Exercise aim
Reproduce all the data, character for character.

Data supplied

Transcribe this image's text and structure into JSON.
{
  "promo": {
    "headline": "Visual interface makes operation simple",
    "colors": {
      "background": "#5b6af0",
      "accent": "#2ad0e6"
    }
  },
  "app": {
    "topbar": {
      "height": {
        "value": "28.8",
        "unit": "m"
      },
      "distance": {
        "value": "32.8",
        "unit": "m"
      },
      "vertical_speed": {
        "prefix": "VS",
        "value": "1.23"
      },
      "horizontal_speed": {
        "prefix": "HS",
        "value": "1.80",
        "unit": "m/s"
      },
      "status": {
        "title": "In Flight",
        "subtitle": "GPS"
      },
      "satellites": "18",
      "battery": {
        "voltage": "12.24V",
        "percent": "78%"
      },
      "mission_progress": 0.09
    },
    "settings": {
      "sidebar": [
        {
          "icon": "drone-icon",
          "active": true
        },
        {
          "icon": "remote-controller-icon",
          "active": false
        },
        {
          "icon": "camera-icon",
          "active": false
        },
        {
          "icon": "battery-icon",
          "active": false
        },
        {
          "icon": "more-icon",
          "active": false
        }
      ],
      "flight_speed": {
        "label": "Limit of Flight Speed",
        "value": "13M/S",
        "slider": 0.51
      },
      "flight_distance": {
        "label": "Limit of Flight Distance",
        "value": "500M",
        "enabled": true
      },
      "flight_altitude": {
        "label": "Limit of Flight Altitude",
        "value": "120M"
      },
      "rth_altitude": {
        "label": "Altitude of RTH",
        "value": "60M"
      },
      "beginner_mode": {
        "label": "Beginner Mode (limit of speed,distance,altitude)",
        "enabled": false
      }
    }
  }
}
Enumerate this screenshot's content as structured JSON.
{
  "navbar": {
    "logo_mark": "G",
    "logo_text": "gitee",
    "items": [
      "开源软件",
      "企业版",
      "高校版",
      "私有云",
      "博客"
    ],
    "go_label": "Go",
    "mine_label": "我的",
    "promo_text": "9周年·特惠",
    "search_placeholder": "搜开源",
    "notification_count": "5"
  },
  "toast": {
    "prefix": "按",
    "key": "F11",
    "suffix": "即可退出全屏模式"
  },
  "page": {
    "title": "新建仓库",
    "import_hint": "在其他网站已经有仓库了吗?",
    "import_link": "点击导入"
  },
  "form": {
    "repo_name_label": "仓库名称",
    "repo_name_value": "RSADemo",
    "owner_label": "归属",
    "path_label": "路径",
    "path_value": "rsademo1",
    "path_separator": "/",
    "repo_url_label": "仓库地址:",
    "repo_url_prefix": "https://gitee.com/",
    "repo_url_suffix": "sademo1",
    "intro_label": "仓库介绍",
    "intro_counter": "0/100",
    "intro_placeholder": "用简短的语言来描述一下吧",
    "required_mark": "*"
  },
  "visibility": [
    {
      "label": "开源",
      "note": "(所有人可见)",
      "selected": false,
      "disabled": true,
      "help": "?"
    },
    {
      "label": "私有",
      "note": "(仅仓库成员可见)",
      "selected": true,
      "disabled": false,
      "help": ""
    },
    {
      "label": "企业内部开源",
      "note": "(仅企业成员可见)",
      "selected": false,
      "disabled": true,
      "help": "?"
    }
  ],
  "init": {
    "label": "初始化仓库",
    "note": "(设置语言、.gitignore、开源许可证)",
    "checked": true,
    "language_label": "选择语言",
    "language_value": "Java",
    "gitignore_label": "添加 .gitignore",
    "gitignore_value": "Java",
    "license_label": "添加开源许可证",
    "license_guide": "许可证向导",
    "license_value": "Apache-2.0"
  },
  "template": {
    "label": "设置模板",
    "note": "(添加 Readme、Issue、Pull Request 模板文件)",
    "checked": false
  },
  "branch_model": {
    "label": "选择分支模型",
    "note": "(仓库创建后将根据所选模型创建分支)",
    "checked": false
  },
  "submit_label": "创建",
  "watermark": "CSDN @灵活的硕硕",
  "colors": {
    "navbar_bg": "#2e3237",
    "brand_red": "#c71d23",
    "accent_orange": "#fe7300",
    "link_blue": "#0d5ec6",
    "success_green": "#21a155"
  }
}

Exercise answer
Transcribe this image's text and structure into JSON.
{
  "promo": {
    "headline": "Visual interface makes operation simple",
    "colors": {
      "background": "#5b6af0",
      "accent": "#2ad0e6"
    }
  },
  "app": {
    "topbar": {
      "height": {
        "value": "28.8",
        "unit": "m"
      },
      "distance": {
        "value": "32.8",
        "unit": "m"
      },
      "vertical_speed": {
        "prefix": "VS",
        "value": "1.23"
      },
      "horizontal_speed": {
        "prefix": "HS",
        "value": "1.80",
        "unit": "m/s"
      },
      "status": {
        "title": "In Flight",
        "subtitle": "GPS"
      },
      "satellites": "18",
      "battery": {
        "voltage": "12.24V",
        "percent": "78%"
      },
      "mission_progress": 0.09
    },
    "settings": {
      "sidebar": [
        {
          "icon": "drone-icon",
          "active": true
        },
        {
          "icon": "remote-controller-icon",
          "active": false
        },
        {
          "icon": "camera-icon",
          "active": false
        },
        {
          "icon": "battery-icon",
          "active": false
        },
        {
          "icon": "more-icon",
          "active": false
        }
      ],
      "flight_speed": {
        "label": "Limit of Flight Speed",
        "value": "13M/S",
        "slider": 0.51
      },
      "flight_distance": {
        "label": "Limit of Flight Distance",
        "value": "500M",
        "enabled": true
      },
      "flight_altitude": {
        "label": "Limit of Flight Altitude",
        "value": "120M"
      },
      "rth_altitude": {
        "label": "Altitude of RTH",
        "value": "60M"
      },
      "beginner_mode": {
        "label": "Beginner Mode (limit of speed,distance,altitude)",
        "enabled": false
      }
    }
  }
}
Enumerate this screenshot's content as structured JSON.
{
  "navbar": {
    "logo_mark": "G",
    "logo_text": "gitee",
    "items": [
      "开源软件",
      "企业版",
      "高校版",
      "私有云",
      "博客"
    ],
    "go_label": "Go",
    "mine_label": "我的",
    "promo_text": "9周年·特惠",
    "search_placeholder": "搜开源",
    "notification_count": "5"
  },
  "toast": {
    "prefix": "按",
    "key": "F11",
    "suffix": "即可退出全屏模式"
  },
  "page": {
    "title": "新建仓库",
    "import_hint": "在其他网站已经有仓库了吗?",
    "import_link": "点击导入"
  },
  "form": {
    "repo_name_label": "仓库名称",
    "repo_name_value": "RSADemo",
    "owner_label": "归属",
    "path_label": "路径",
    "path_value": "rsademo1",
    "path_separator": "/",
    "repo_url_label": "仓库地址:",
    "repo_url_prefix": "https://gitee.com/",
    "repo_url_suffix": "sademo1",
    "intro_label": "仓库介绍",
    "intro_counter": "0/100",
    "intro_placeholder": "用简短的语言来描述一下吧",
    "required_mark": "*"
  },
  "visibility": [
    {
      "label": "开源",
      "note": "(所有人可见)",
      "selected": false,
      "disabled": true,
      "help": "?"
    },
    {
      "label": "私有",
      "note": "(仅仓库成员可见)",
      "selected": true,
      "disabled": false,
      "help": ""
    },
    {
      "label": "企业内部开源",
      "note": "(仅企业成员可见)",
      "selected": false,
      "disabled": true,
      "help": "?"
    }
  ],
  "init": {
    "label": "初始化仓库",
    "note": "(设置语言、.gitignore、开源许可证)",
    "checked": true,
    "language_label": "选择语言",
    "language_value": "Java",
    "gitignore_label": "添加 .gitignore",
    "gitignore_value": "Java",
    "license_label": "添加开源许可证",
    "license_guide": "许可证向导",
    "license_value": "Apache-2.0"
  },
  "template": {
    "label": "设置模板",
    "note": "(添加 Readme、Issue、Pull Request 模板文件)",
    "checked": false
  },
  "branch_model": {
    "label": "选择分支模型",
    "note": "(仓库创建后将根据所选模型创建分支)",
    "checked": false
  },
  "submit_label": "创建",
  "watermark": "CSDN @灵活的硕硕",
  "colors": {
    "navbar_bg": "#2e3237",
    "brand_red": "#c71d23",
    "accent_orange": "#fe7300",
    "link_blue": "#0d5ec6",
    "success_green": "#21a155"
  }
}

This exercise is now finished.